Thursday, March 30, 2017

Divrei Torah

Examining Parshat Noach

We encounter Noach in this week’s parsha, who symbolizes an entity of rest (the root word being menucha), whose chief mission was to carry on the world in its already existing state. He is about bridging the gap of generations, not introducing chidush.

However, when analyzing the Book of

The Torah’s Perspective on Friendship in Marriage

As we continue to explore the role of friendship in marriage, it strikes me how relevant this topic is to the month of Elul. During this period of time, when we are preparing to be forgiven for our sins, we are expected to pay close attention to our interpersonal relationships; this obligation is reflected in the well-known acronym for Elul: “Ani L’Dodi, V’dodi

‘Arise and Shine’ in Parshat Ki Tavo

Throughout these post-Tisha B’Av weeks, we have emphasized the point made by Tosafot (Megilla 31b) that the words of consolation and the visions of the future redemption found in these haftarot become increasingly powerful and optimistic with each passing Shabbat. Today’s reading, the sixth of the seven haftarot, does not disappoint us as it opens with the

Engaged in the Search

If only real life was as simple as the child’s game of “hot and cold”! When searching for an item, the child is prompted when they are close to finding the object or become more distant from it. There is a sense of confidence that is instilled within the searcher each time they are told that they are “getting warmer.”

In reality, when a person loses

The Great Sephardic Yichud Controversy

Three of the greatest Sephardic authorities of the prior generation, Rav Ovadiah Yosef, Rav Shalom Messas and Rav Ovadiah Hakayah, all agree that Sephardim should continue to follow their age-old tradition to defer yichud until after the wedding. According to Sephardic tradition since the time of the Radbaz (16th century), a Sephardic chatan and kallah do not retire to

Ki Tavo: The Battle of the Jersey Tomato

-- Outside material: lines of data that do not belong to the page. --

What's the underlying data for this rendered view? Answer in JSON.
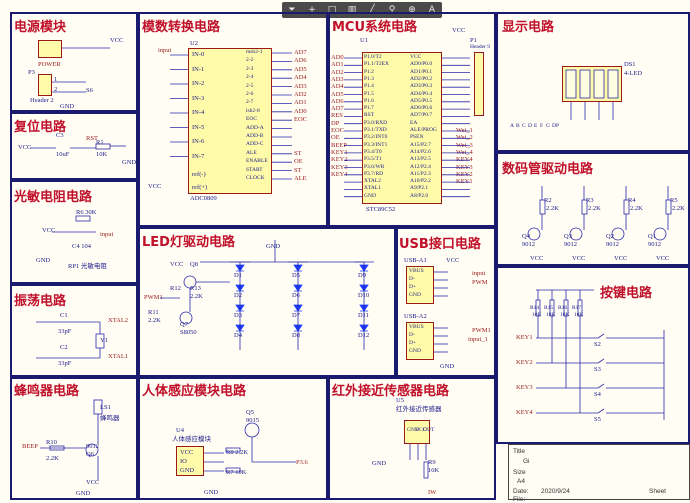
{
  "sections": {
    "power": "电源模块",
    "adc": "模数转换电路",
    "mcu": "MCU系统电路",
    "display": "显示电路",
    "reset": "复位电路",
    "digit_driver": "数码管驱动电路",
    "photoresistor": "光敏电阻电路",
    "led_driver": "LED灯驱动电路",
    "usb": "USB接口电路",
    "oscillator": "振荡电路",
    "keys": "按键电路",
    "buzzer": "蜂鸣器电路",
    "pir": "人体感应模块电路",
    "ir": "红外接近传感器电路"
  },
  "toolbar": {
    "filter_icon": "⏷",
    "add_icon": "+",
    "rect_icon": "□",
    "bars_icon": "▥",
    "line_icon": "╱",
    "pin_icon": "⚲",
    "target_icon": "⊕",
    "text_icon": "A"
  },
  "power": {
    "vcc": "VCC",
    "gnd": "GND",
    "power_label": "POWER",
    "p3": "P3",
    "header2": "Header 2",
    "s6": "S6",
    "j1": "1",
    "j2": "2"
  },
  "adc": {
    "u2": "U2",
    "chip": "ADC0809",
    "input": "input",
    "in_pins": [
      "IN-0",
      "IN-1",
      "IN-2",
      "IN-3",
      "IN-4",
      "IN-5",
      "IN-6",
      "IN-7"
    ],
    "right_pins": [
      "msb2-1",
      "2-2",
      "2-3",
      "2-4",
      "2-5",
      "2-6",
      "2-7",
      "lsb2-8",
      "EOC",
      "ADD-A",
      "ADD-B",
      "ADD-C",
      "ALE",
      "ENABLE",
      "START",
      "CLOCK"
    ],
    "right_nets": [
      "AD7",
      "AD6",
      "AD5",
      "AD4",
      "AD3",
      "AD2",
      "AD1",
      "AD0",
      "EOC",
      "",
      "",
      "",
      "ST",
      "OE",
      "ST",
      "ALE"
    ],
    "ref_plus": "ref(+)",
    "ref_minus": "ref(-)",
    "vcc": "VCC",
    "gnd": "GND"
  },
  "mcu": {
    "u1": "U1",
    "chip": "STC89C52",
    "vcc": "VCC",
    "p1": "P1",
    "header9": "Header 9",
    "left_nets": [
      "AD0",
      "AD1",
      "AD2",
      "AD3",
      "AD4",
      "AD5",
      "AD6",
      "AD7",
      "RES",
      "DP",
      "EOC",
      "OE",
      "BEEP",
      "KEY1",
      "KEY2",
      "KEY3",
      "KEY4"
    ],
    "left_pins": [
      "P1.0/T2",
      "P1.1/T2EX",
      "P1.2",
      "P1.3",
      "P1.4",
      "P1.5",
      "P1.6",
      "P1.7",
      "RST",
      "P3.0/RXD",
      "P3.1/TXD",
      "P3.2/INT0",
      "P3.3/INT1",
      "P3.4/T0",
      "P3.5/T1",
      "P3.6/WR",
      "P3.7/RD",
      "XTAL2",
      "XTAL1",
      "GND"
    ],
    "right_pins": [
      "VCC",
      "AD0/P0.0",
      "AD1/P0.1",
      "AD2/P0.2",
      "AD3/P0.3",
      "AD4/P0.4",
      "AD5/P0.5",
      "AD6/P0.6",
      "AD7/P0.7",
      "EA",
      "ALE/PROG",
      "PSEN",
      "A15/P2.7",
      "A14/P2.6",
      "A13/P2.5",
      "A12/P2.4",
      "A11/P2.3",
      "A10/P2.2",
      "A9/P2.1",
      "A8/P2.0"
    ],
    "right_nets": [
      "",
      "",
      "",
      "",
      "",
      "",
      "",
      "",
      "",
      "",
      "Wei_1",
      "Wei_2",
      "Wei_3",
      "Wei_4",
      "KEY4",
      "KEY3",
      "KEY2",
      "KEY1",
      "",
      ""
    ],
    "xtal": [
      "XTAL2",
      "XTAL1"
    ]
  },
  "display": {
    "ds": "DS1",
    "led": "4-LED",
    "ann": [
      "A",
      "B",
      "C",
      "D",
      "E",
      "F",
      "G",
      "DP"
    ]
  },
  "reset": {
    "vcc": "VCC",
    "c3": "C3",
    "c3v": "10uF",
    "r1": "R1",
    "r1v": "10K",
    "rst": "RST",
    "gnd": "GND"
  },
  "photo": {
    "vcc": "VCC",
    "r6": "R6 30K",
    "c4": "C4 104",
    "rp1": "RP1 光敏电阻",
    "gnd": "GND",
    "net": "input"
  },
  "osc": {
    "c1": "C1",
    "c1v": "33pF",
    "c2": "C2",
    "c2v": "33pF",
    "y1": "Y1",
    "x2": "XTAL2",
    "x1": "XTAL1"
  },
  "buzzer": {
    "ls1": "LS1",
    "name": "蜂鸣器",
    "beep": "BEEP",
    "r10": "R10",
    "r10v": "2.2K",
    "q6": "9012",
    "q": "Q6",
    "vcc": "VCC",
    "gnd": "GND"
  },
  "pir": {
    "u4": "U4",
    "name": "人体感应模块",
    "pins": [
      "VCC",
      "IO",
      "GND"
    ],
    "q5": "Q5",
    "q5v": "9015",
    "r8": "R8 2.2K",
    "r7": "R7 10K",
    "net": "P3.6",
    "gnd": "GND"
  },
  "led": {
    "gnd": "GND",
    "vcc": "VCC",
    "pwm": "PWM1",
    "q8": "Q8",
    "r10": "R11",
    "r11v": "2.2K",
    "q7": "Q7",
    "q7v": "S8050",
    "r_a": "R12",
    "r_b": "R13",
    "rv": "2.2K",
    "diodes": [
      "D1",
      "D2",
      "D3",
      "D4",
      "D5",
      "D6",
      "D7",
      "D8",
      "D9",
      "D10",
      "D11",
      "D12"
    ]
  },
  "usb": {
    "a1": "USB-A1",
    "a2": "USB-A2",
    "pins": [
      "VBUS",
      "D-",
      "D+",
      "GND"
    ],
    "vcc": "VCC",
    "pwm": "PWM",
    "input": "input",
    "pwm1": "PWM1",
    "input1": "input_1",
    "gnd": "GND"
  },
  "digit": {
    "r": [
      "R2",
      "R3",
      "R4",
      "R5"
    ],
    "rv": "2.2K",
    "q": [
      "Q4",
      "Q3",
      "Q2",
      "Q1"
    ],
    "qv": "9012",
    "vcc": "VCC",
    "wei": [
      "Wei_1",
      "Wei_2",
      "Wei_3",
      "Wei_4"
    ]
  },
  "keys": {
    "r": [
      "R14",
      "R15",
      "R16",
      "R17"
    ],
    "rv": "10K",
    "keys": [
      "KEY1",
      "KEY2",
      "KEY3",
      "KEY4"
    ],
    "s": [
      "S2",
      "S3",
      "S4",
      "S5"
    ],
    "vcc": "VCC",
    "gnd": "GND"
  },
  "ir": {
    "u5": "U5",
    "name": "红外接近传感器",
    "pins": [
      "GND",
      "VCC",
      "OUT"
    ],
    "r9": "R9",
    "r9v": "10K",
    "gnd": "GND",
    "net": "IW"
  },
  "titleblock": {
    "title": "Title",
    "gi": "Gi",
    "size": "Size",
    "a4": "A4",
    "date_label": "Date:",
    "date": "2020/9/24",
    "file_label": "File:",
    "sheet": "Sheet"
  }
}
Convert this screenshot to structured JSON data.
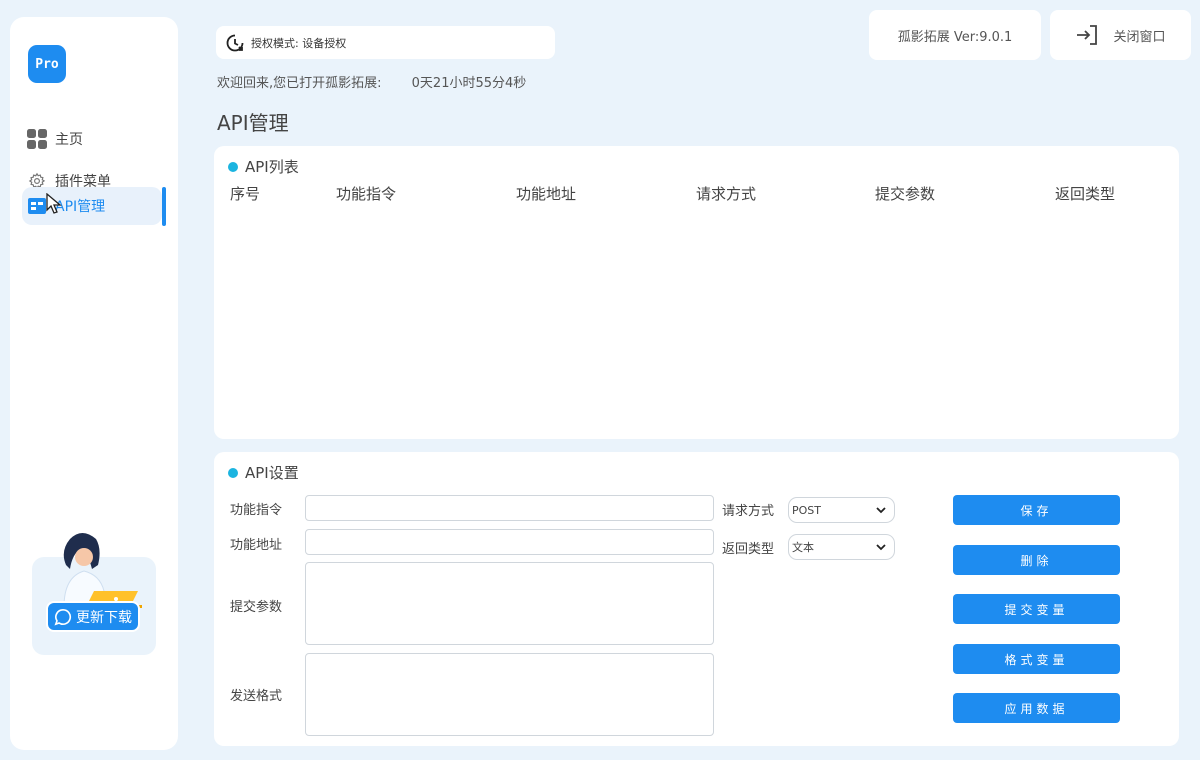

It was the last thing Morah Yehudit taught Josh in Chumash class when the school year ended in June. Bikurim. After the Israelites conquered the land, the farmers were to take their first ripened fruit to the Beit Hamikdash, the Temple, and present it to the Kohen. It was a beautiful symbol of how the

Bava Kama 108 and 109

This week we learned Bava Kama 108 and 109. Here are some highlights.

Bava Kama 108: A tzadik in the moment

Reuven had a problem with recidivism. He would steal. Then he would feel bad. He would repent and return the stolen items. Then he would steal again. He would feel bad. He would repent and return the stolen goods. Then he would

Is Somebody Sitting Here?

David was excited to attend the training he was sent to for work. The room was filled to capacity when he arrived, and although he was on time there were only a handful of seats remaining. He managed to grab a seat at one of the front tables and was grateful that at least he had a place to put his books and write. Others who were even a moment late were confined to

Pride Under Attack

This week, America marks the 15th anniversary of the September 11 attacks. A few years ago, I was recounting to my fifth grade Ashar students my personal memories of that horrific day. I mentioned that it was the first time in my life that I, and many of my friends, felt genuine fear.

I also related that immediately after the attacks there was a sudden surge of

The Promise of Children to Inhabit Desolate Cities

Parshat Ki Teitzei

This week’s prophetic selection, the third and fifth in the series of seven haftarot of consolation, is taken from the 54th and 55th chapters of Yeshayahu. Interestingly, the opening prophecy of Chapter 54 is read for Parshat Ki Teitzei while the later prophecy is read for

The Jewish Count From Creation

Nowhere in Tanakh is anyone counting from creation, and even after the period of the Tanakh, there is no evidence for use of our Jewish count from creation in the several centuries that followed. What is the origin of this count?

As further background, if one looks at how Jews dated events in the Amoraic and Geonic periods, we see a contrast between the Jewish

After a Summer of Eruv Inspections, a Powerful Question Emerges

A gnawing question arose after devoting much of this past summer to inspecting more than 20 communal eruvin in North America. Ranging from Canada to California, Chicago to Washington D.C., Nassau County to Bergen County, the same conclusion emerges in virtually every eruv I reviewed: every eruv needs a Yom Kippur.

On Kippur we recite “Hayom ya’amid